### WHAT THE TASK REQUIRES
Could you tally the lines of the entries that carry the string "RESET"? Reply with the number and nothing more.

(Web page and app entries)
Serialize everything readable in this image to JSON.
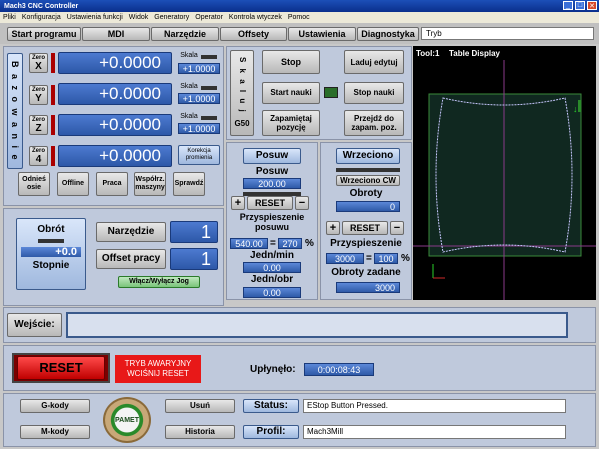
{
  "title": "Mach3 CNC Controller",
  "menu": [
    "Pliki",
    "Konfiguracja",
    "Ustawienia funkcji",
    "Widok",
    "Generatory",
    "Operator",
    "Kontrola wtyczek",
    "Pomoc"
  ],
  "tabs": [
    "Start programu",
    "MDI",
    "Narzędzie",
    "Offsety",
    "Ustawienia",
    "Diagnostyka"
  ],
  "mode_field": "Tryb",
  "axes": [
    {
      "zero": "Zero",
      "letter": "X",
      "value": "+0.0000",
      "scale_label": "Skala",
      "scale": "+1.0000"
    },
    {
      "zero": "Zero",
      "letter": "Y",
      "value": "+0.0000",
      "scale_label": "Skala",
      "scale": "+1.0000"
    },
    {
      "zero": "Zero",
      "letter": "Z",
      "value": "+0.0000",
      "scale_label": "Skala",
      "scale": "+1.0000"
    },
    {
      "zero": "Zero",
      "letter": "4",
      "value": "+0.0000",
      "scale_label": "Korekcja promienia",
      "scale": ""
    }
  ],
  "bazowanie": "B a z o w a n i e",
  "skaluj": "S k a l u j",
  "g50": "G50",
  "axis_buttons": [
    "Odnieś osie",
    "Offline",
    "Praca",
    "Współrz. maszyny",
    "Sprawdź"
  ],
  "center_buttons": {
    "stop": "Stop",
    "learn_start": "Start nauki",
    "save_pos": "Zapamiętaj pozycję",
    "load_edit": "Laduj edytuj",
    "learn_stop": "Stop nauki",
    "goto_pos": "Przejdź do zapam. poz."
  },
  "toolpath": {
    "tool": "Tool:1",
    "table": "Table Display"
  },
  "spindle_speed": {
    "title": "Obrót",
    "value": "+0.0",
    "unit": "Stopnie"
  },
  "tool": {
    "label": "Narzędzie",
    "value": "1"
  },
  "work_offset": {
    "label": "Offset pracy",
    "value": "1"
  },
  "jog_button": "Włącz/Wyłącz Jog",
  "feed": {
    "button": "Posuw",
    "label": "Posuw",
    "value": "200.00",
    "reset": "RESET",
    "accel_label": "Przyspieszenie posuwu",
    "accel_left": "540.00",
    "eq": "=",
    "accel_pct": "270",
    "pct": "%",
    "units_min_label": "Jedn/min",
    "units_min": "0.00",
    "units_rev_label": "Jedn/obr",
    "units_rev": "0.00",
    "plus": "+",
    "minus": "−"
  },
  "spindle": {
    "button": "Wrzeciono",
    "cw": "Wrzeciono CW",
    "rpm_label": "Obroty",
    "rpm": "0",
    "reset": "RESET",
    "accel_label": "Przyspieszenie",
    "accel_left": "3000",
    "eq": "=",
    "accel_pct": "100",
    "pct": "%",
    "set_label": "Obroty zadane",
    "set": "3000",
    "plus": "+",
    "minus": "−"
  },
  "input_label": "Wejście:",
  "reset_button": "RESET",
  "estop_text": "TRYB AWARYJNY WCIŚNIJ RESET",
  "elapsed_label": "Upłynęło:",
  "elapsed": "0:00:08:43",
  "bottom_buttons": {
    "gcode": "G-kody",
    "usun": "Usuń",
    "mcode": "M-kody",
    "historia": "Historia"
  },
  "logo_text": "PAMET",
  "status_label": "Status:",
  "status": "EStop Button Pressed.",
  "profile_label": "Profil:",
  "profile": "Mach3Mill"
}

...

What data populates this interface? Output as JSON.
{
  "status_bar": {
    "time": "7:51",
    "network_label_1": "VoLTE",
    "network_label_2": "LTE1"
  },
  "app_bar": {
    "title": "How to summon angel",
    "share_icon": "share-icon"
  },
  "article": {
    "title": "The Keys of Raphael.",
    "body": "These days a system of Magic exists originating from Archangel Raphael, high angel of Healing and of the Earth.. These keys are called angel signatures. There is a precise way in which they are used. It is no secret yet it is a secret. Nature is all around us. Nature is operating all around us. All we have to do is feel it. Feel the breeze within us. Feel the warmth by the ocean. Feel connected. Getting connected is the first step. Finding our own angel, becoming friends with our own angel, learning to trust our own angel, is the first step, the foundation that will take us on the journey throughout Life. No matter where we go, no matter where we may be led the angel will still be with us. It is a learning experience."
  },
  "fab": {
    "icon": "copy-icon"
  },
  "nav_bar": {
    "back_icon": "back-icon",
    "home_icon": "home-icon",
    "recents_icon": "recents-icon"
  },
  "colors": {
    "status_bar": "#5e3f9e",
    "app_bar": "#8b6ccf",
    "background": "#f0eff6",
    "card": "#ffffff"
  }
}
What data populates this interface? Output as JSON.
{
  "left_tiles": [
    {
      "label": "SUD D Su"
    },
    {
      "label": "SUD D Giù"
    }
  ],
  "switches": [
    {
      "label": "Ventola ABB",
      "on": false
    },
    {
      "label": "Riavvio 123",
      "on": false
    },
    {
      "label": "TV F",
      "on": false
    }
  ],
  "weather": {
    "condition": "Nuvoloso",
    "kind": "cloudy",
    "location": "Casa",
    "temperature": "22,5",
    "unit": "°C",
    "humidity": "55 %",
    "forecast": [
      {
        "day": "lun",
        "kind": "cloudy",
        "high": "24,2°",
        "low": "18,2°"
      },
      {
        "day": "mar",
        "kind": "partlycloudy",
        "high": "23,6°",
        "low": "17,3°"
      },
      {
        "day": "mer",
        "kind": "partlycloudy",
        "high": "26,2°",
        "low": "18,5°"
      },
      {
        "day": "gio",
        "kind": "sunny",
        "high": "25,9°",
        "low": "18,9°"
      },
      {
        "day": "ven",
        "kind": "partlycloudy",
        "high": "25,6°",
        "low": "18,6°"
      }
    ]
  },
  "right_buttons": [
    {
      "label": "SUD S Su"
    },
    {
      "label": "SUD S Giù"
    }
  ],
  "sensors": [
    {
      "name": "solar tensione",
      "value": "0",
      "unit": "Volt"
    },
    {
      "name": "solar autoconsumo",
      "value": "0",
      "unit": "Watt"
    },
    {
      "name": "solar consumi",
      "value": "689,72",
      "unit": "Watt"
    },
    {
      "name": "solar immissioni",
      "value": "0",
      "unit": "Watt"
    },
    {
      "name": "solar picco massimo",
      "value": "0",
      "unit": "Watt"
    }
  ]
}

### SOLUTION FOR THIS EXERCISE
4